Saint Jude, Apostle

Author: Lives of Saints


Feast: October 28

We have little knowledge of the life of this Apostle, who is known mainly as the author of the Epistle of St. Jude, the book immediately preceding the Apocalypse of St. John in the New Testament. At the outset of this Epistle Jude identifies himself as "the brother of James." This is taken to mean St. James the Less, bishop of Jerusalem, who is known for his authorship of the Epistle bearing his name. Jude, also known by the name of Thaddeus, and James the Less were sons of Cleophas and Mary, the latter, possibly, a cousin of the Blessed Virgin. We find a reference (Matthew xiii, 55) to Judge as one of the brethren of the Lord, but we are mindful of the fact that near relatives were often called brothers in ancient times.

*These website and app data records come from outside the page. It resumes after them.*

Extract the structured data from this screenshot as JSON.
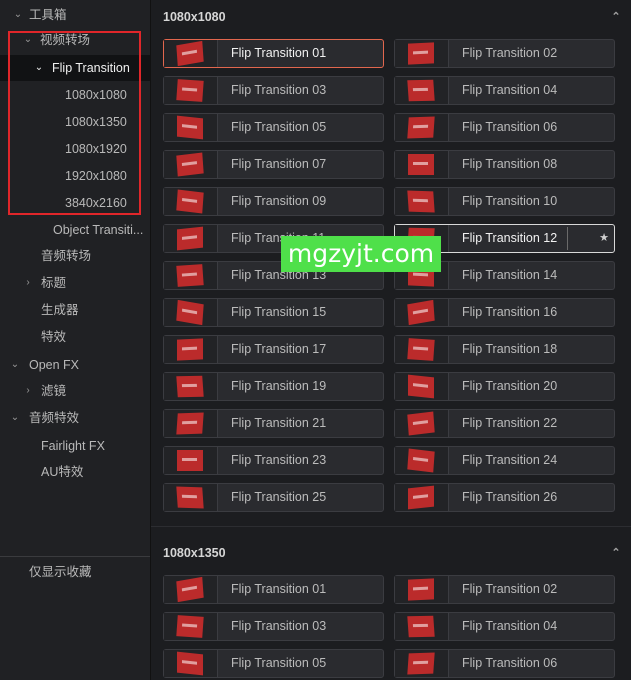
{
  "sidebar": {
    "items": [
      {
        "label": "工具箱",
        "chevron": "⌄",
        "selected": false
      },
      {
        "label": "视频转场",
        "chevron": "⌄",
        "selected": false
      },
      {
        "label": "Flip Transition",
        "chevron": "⌄",
        "selected": true
      },
      {
        "label": "1080x1080",
        "chevron": "",
        "selected": false
      },
      {
        "label": "1080x1350",
        "chevron": "",
        "selected": false
      },
      {
        "label": "1080x1920",
        "chevron": "",
        "selected": false
      },
      {
        "label": "1920x1080",
        "chevron": "",
        "selected": false
      },
      {
        "label": "3840x2160",
        "chevron": "",
        "selected": false
      },
      {
        "label": "Object Transiti...",
        "chevron": "",
        "selected": false
      },
      {
        "label": "音频转场",
        "chevron": "",
        "selected": false
      },
      {
        "label": "标题",
        "chevron": "›",
        "selected": false
      },
      {
        "label": "生成器",
        "chevron": "",
        "selected": false
      },
      {
        "label": "特效",
        "chevron": "",
        "selected": false
      },
      {
        "label": "Open FX",
        "chevron": "⌄",
        "selected": false
      },
      {
        "label": "滤镜",
        "chevron": "›",
        "selected": false
      },
      {
        "label": "音频特效",
        "chevron": "⌄",
        "selected": false
      },
      {
        "label": "Fairlight FX",
        "chevron": "",
        "selected": false
      },
      {
        "label": "AU特效",
        "chevron": "",
        "selected": false
      }
    ],
    "favorites_only": "仅显示收藏"
  },
  "sections": [
    {
      "title": "1080x1080",
      "collapse_icon": "⌃",
      "tiles": [
        "Flip Transition 01",
        "Flip Transition 02",
        "Flip Transition 03",
        "Flip Transition 04",
        "Flip Transition 05",
        "Flip Transition 06",
        "Flip Transition 07",
        "Flip Transition 08",
        "Flip Transition 09",
        "Flip Transition 10",
        "Flip Transition 11",
        "Flip Transition 12",
        "Flip Transition 13",
        "Flip Transition 14",
        "Flip Transition 15",
        "Flip Transition 16",
        "Flip Transition 17",
        "Flip Transition 18",
        "Flip Transition 19",
        "Flip Transition 20",
        "Flip Transition 21",
        "Flip Transition 22",
        "Flip Transition 23",
        "Flip Transition 24",
        "Flip Transition 25",
        "Flip Transition 26"
      ]
    },
    {
      "title": "1080x1350",
      "collapse_icon": "⌃",
      "tiles": [
        "Flip Transition 01",
        "Flip Transition 02",
        "Flip Transition 03",
        "Flip Transition 04",
        "Flip Transition 05",
        "Flip Transition 06"
      ]
    }
  ],
  "favorite_star": "★",
  "watermark": "mgzyjt.com",
  "colors": {
    "highlight_box": "#e0262a",
    "active_border": "#e2674e",
    "thumb_red": "#bb2b2b",
    "watermark_bg": "#4fe04a"
  }
}
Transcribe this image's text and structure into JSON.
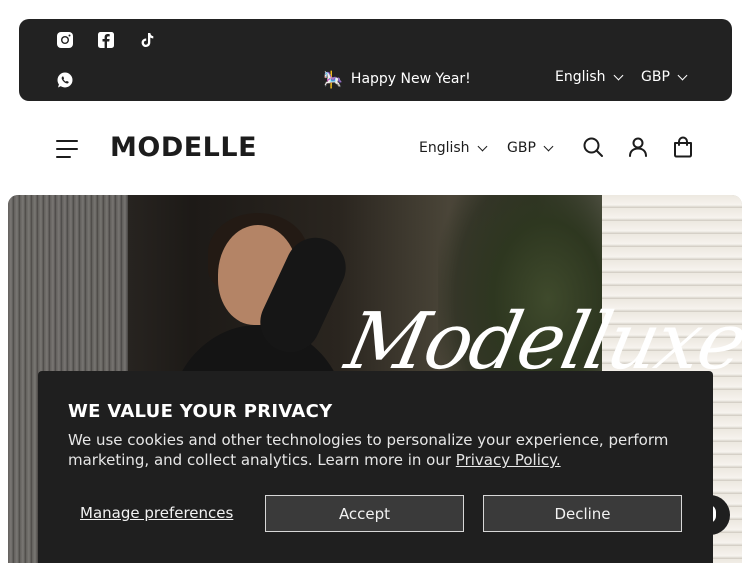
{
  "announcement_bar": {
    "social_icons": [
      "instagram-icon",
      "facebook-icon",
      "tiktok-icon",
      "whatsapp-icon"
    ],
    "message_emoji": "🎠",
    "message": "Happy New Year!",
    "language": "English",
    "currency": "GBP"
  },
  "header": {
    "logo": "MODELLE",
    "language": "English",
    "currency": "GBP",
    "icons": [
      "menu-icon",
      "search-icon",
      "account-icon",
      "cart-icon"
    ]
  },
  "hero": {
    "script_title": "Modelluxe"
  },
  "cookie_banner": {
    "title": "WE VALUE YOUR PRIVACY",
    "text": "We use cookies and other technologies to personalize your experience, perform marketing, and collect analytics. Learn more in our ",
    "policy_link": "Privacy Policy.",
    "manage_label": "Manage preferences",
    "accept_label": "Accept",
    "decline_label": "Decline"
  },
  "colors": {
    "announcement_bg": "#222222",
    "banner_bg": "#1f1f1f",
    "text_dark": "#1c1c1c"
  }
}
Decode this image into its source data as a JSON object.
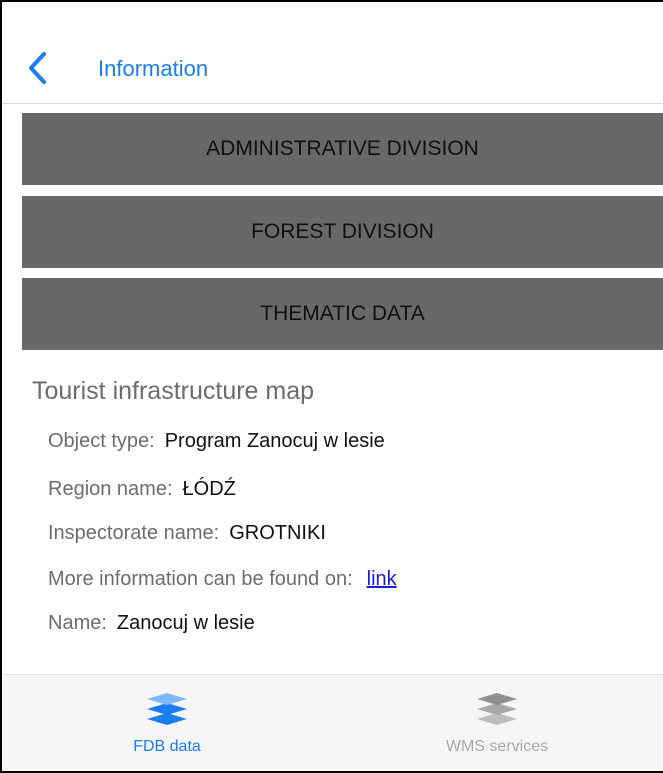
{
  "header": {
    "title": "Information"
  },
  "sections": {
    "admin_label": "ADMINISTRATIVE DIVISION",
    "forest_label": "FOREST DIVISION",
    "thematic_label": "THEMATIC DATA"
  },
  "info": {
    "heading": "Tourist infrastructure map",
    "object_type_label": "Object type:",
    "object_type_value": "Program Zanocuj w lesie",
    "region_label": "Region name:",
    "region_value": "ŁÓDŹ",
    "inspectorate_label": "Inspectorate name:",
    "inspectorate_value": "GROTNIKI",
    "more_info_label": "More information can be found on:",
    "more_info_link": "link",
    "name_label": "Name:",
    "name_value": "Zanocuj w lesie"
  },
  "tabbar": {
    "tabs": [
      {
        "label": "FDB data",
        "icon": "layers-icon",
        "active": true
      },
      {
        "label": "WMS services",
        "icon": "layers-icon",
        "active": false
      }
    ]
  },
  "colors": {
    "accent": "#1a7ef0",
    "section_bg": "#686868",
    "muted_text": "#6d6d6d",
    "link": "#1a1ae0",
    "tab_inactive": "#a8a8a8"
  }
}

The history of St. Jude after the Ascension continues to be obscure, and indeed is as uncertain as that of St. Simon, whom the Church calendar honors on the same day. There are traditions that Jude preached in Judaea, Samaria, and Mesopotamia; St. Paulinus, writing hundreds of years later, declared that Jude planted the faith in faraway Libya. According to one tradition, he died at Beirut; another tells us that he and St. Simon suffered martyrdom at Suanis, a city of Persia, where they had gone as missionaries. But if concrete facts as to the life and death of St. Jude are wanting, we may at least glean something from his Epistle as to the kind of man he was. This letter was probably written before the fall of Jerusalem, between the years 62 and 65. In it there is evidence that heresies had already arisen, for Jude denounces the evil life of heretics and warns of the judgment to come. He condemns the impious, the lustful, and those "who cultivate people for the sake of gain." He charges Christians to "build up yourself upon your most holy faith, praying in the Holy Spirit; keep yourselves in the law of God, looking for the mercy of our Lord Jesus Christ unto life everlasting." The letter bears a close resemblance in tone and expression to the Second Epistle of St. Peter, and it seems likely that St. Peter was familiar with it.

Saint Jude, Apostle. Scriptural Saint. Celebration of Feast Day is October 28. Taken from "Lives of Saints", Published by John J. Crawley & Co., Inc.